Input data
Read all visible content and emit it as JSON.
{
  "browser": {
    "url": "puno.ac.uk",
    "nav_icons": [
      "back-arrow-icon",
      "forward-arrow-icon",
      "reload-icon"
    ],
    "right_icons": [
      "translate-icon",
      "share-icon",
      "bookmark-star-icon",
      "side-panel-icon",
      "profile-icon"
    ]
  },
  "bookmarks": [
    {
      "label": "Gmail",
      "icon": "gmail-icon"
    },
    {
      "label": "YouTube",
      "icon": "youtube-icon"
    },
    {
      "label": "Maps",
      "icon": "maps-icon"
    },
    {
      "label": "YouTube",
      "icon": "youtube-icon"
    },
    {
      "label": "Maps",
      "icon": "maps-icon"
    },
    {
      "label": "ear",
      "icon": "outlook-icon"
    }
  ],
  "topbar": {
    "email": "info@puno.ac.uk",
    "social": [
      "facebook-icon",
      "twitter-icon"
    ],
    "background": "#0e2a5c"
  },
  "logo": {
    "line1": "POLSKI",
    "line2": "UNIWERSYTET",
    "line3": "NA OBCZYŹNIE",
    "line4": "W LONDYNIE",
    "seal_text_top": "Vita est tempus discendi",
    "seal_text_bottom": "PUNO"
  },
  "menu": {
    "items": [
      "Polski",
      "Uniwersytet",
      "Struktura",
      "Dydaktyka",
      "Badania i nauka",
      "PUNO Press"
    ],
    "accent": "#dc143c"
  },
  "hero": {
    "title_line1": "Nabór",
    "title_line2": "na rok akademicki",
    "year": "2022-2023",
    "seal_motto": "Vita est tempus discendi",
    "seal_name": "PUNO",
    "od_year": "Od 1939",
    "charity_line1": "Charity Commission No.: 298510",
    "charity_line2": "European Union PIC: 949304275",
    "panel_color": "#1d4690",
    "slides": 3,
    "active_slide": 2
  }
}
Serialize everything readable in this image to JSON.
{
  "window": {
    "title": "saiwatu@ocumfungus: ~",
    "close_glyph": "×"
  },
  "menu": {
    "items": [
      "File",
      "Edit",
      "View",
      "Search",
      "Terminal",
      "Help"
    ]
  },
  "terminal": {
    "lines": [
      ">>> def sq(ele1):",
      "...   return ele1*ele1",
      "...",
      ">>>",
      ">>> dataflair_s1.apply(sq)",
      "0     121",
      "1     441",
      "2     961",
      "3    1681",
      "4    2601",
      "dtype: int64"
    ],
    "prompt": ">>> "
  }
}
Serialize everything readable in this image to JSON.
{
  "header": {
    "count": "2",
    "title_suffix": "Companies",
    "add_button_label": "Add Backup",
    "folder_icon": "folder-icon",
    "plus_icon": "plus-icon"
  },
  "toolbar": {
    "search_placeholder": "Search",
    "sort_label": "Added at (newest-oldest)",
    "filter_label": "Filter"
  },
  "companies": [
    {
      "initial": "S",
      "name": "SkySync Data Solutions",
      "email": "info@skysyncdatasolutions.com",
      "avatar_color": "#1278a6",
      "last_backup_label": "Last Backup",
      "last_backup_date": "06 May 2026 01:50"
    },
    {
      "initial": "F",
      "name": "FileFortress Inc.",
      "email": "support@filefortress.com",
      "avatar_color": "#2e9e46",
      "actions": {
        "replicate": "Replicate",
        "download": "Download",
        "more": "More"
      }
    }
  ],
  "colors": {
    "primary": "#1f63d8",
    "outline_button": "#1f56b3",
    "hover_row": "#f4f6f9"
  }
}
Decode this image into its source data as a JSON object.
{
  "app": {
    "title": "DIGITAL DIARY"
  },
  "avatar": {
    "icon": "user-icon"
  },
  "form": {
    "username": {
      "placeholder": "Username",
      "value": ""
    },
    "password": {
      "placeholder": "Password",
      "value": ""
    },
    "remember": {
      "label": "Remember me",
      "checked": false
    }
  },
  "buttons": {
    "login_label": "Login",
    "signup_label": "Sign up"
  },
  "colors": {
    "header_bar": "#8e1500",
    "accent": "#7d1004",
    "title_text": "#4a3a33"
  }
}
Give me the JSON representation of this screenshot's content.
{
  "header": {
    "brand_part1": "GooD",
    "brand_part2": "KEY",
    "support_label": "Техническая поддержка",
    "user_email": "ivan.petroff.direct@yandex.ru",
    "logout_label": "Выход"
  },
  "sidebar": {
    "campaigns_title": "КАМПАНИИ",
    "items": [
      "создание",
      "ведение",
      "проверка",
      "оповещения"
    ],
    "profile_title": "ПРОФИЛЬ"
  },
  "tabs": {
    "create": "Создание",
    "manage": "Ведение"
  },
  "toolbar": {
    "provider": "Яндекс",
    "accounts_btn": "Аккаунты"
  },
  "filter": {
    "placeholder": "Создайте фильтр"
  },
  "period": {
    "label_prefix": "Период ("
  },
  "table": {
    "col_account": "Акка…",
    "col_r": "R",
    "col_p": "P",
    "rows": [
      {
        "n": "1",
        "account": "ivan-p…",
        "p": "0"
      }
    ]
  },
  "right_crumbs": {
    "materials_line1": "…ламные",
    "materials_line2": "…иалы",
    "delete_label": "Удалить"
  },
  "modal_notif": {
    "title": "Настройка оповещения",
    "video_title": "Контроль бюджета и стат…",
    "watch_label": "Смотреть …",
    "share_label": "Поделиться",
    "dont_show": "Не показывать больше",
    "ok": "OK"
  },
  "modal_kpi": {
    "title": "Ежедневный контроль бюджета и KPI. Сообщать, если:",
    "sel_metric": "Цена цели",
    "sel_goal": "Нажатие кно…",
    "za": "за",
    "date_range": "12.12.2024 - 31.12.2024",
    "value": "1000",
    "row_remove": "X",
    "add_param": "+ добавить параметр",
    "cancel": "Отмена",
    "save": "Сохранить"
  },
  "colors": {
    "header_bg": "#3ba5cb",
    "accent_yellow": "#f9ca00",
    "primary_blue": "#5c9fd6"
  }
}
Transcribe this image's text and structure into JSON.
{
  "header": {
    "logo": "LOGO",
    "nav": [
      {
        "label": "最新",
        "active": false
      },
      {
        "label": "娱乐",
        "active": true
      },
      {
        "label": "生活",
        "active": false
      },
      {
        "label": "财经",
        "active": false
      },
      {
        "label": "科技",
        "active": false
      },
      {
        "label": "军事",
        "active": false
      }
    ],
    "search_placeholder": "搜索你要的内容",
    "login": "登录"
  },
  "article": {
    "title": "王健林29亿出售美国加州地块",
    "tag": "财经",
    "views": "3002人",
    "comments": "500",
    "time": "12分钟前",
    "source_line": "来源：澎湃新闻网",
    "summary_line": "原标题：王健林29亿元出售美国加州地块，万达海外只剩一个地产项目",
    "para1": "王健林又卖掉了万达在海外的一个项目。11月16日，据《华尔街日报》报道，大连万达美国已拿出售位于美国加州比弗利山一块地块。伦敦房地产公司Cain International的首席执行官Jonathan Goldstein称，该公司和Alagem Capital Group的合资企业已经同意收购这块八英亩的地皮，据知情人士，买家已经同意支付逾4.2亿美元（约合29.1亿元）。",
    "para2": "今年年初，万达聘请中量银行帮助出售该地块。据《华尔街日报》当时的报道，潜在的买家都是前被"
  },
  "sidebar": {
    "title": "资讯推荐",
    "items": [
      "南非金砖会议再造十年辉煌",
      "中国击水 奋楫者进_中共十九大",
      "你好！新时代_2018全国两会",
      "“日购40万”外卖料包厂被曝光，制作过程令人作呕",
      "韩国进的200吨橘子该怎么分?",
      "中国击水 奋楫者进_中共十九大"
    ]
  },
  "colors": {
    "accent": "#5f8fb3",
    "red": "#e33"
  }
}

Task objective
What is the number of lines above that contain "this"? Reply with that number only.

Expected answer
5